09 November 2014
11/11/14 Filed in: 2014 Hunting
Final trips of the guiding season for grouse were this week, and while the action wasn't as hot and heavy as we would have liked it, we still were able to move some grouse in northern Vermont and New Hampshire. Weather conditions last weekend were what you would expect for early November: cold and windy, while today was a fantastic sunny day in the low 50s.
Sunday was spent roaming the grouse country of the North East Kingdom of Vermont with returning clients of mine, and while we had not previously had much success, we've had a good time nonetheless. Monty was first out of the truck and did very well, pointing a couple of different grouse as well as a late leaving woodcock. Unfortunately, none of them ended up in the back of our game vests, but Todd, Dave and Zander all took shots as the birds escaped. That's how it goes sometimes in grouse hunting: the dog can do it's job, we can position ourselves in what appears to be the ideal shooting lanes, but the bird still needs to make a mistake sometimes for us to get a "good" chance at them.
In the afternoon that day, we worked some good spruce cover - think thick, but not too thick, with some good lanes for shooting, and we started moving birds. First Rudy had a good roadside point on an escaping grouse, and then Bode and Monty moved a couple of stragglers. Every now and then though, walking through the woods without the aid of a dog can work as well, and that is what happened for Todd, as a bird went up out of a stand of spruce in front of him. He made a nice shot, and had his first grouse ever in hand. We would move a few more for a total of 10 grouse and 1 woodcock that day.
New Hampshire was next on Monday and Tuesday with returning clients Matt and Jon, and we had a brutal morning on Monday trudging through several inches of snow in Pittsburg. We didn't move a single bird that morning, the first time that has happened in this season of low grouse numbers.
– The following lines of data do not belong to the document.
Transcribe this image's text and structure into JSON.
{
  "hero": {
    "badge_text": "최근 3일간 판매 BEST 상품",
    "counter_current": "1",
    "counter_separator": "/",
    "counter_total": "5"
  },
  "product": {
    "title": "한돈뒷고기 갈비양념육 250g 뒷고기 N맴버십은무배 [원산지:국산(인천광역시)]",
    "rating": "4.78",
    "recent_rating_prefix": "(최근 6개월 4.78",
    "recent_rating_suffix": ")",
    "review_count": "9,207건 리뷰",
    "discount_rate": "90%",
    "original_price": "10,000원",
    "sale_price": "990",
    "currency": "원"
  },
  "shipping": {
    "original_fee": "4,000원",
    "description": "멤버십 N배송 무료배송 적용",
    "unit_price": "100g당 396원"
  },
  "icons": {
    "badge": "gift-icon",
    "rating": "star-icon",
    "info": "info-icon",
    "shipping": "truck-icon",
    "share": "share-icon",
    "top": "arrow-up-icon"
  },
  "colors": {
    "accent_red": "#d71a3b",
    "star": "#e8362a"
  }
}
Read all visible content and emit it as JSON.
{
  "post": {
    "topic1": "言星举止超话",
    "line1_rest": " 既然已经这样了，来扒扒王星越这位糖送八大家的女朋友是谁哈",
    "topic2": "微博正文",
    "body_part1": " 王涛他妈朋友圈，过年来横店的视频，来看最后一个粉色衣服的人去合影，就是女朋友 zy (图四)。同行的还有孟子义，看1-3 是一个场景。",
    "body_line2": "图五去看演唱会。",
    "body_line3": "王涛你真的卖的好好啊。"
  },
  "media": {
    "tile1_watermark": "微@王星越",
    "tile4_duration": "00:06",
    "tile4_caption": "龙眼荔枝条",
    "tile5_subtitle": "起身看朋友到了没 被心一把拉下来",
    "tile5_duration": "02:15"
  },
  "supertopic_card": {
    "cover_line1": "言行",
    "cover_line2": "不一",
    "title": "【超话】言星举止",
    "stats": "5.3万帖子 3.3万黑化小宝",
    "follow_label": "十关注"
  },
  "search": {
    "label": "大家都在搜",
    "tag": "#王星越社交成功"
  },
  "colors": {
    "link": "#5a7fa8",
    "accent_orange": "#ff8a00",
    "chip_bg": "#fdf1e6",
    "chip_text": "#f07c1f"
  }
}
We did have a couple of promising points from Monty that morning, but apparently the birds had gotten away before we could get to him - one of which had clear grouse tracks in the area where Monty was pointing.
We ended up moving to lower elevation covers and food covers in the afternoon, and ended up moving around 8 grouse in the afternoon, but none of them offered any realistic shots for
Matt and Jon. This morning brought brilliant sunshine, rare for a day in November. Rudy got the call first and had a great trailside point early on, and this grouse made a big mistake in flying out over the trail in front of Jon. He connected with a nice shot, and there would be a few more good chances for the guys this morning, but no others made it in to the vest.
Unfortunately, it looks like the vast majority of the woodcock have passed through our area, but there may still be a few stragglers out there. We're down to the nitty gritty now with grouse only, and the ones that are here are true survivors - they seem to be smart and have no problem putting a tree between us and them - just like usual. The rifle season for deer starts tomorrow in New Hampshire and on Saturday in Vermont, so the grouse hunting will be sporadic and "week day only" for me and my pack.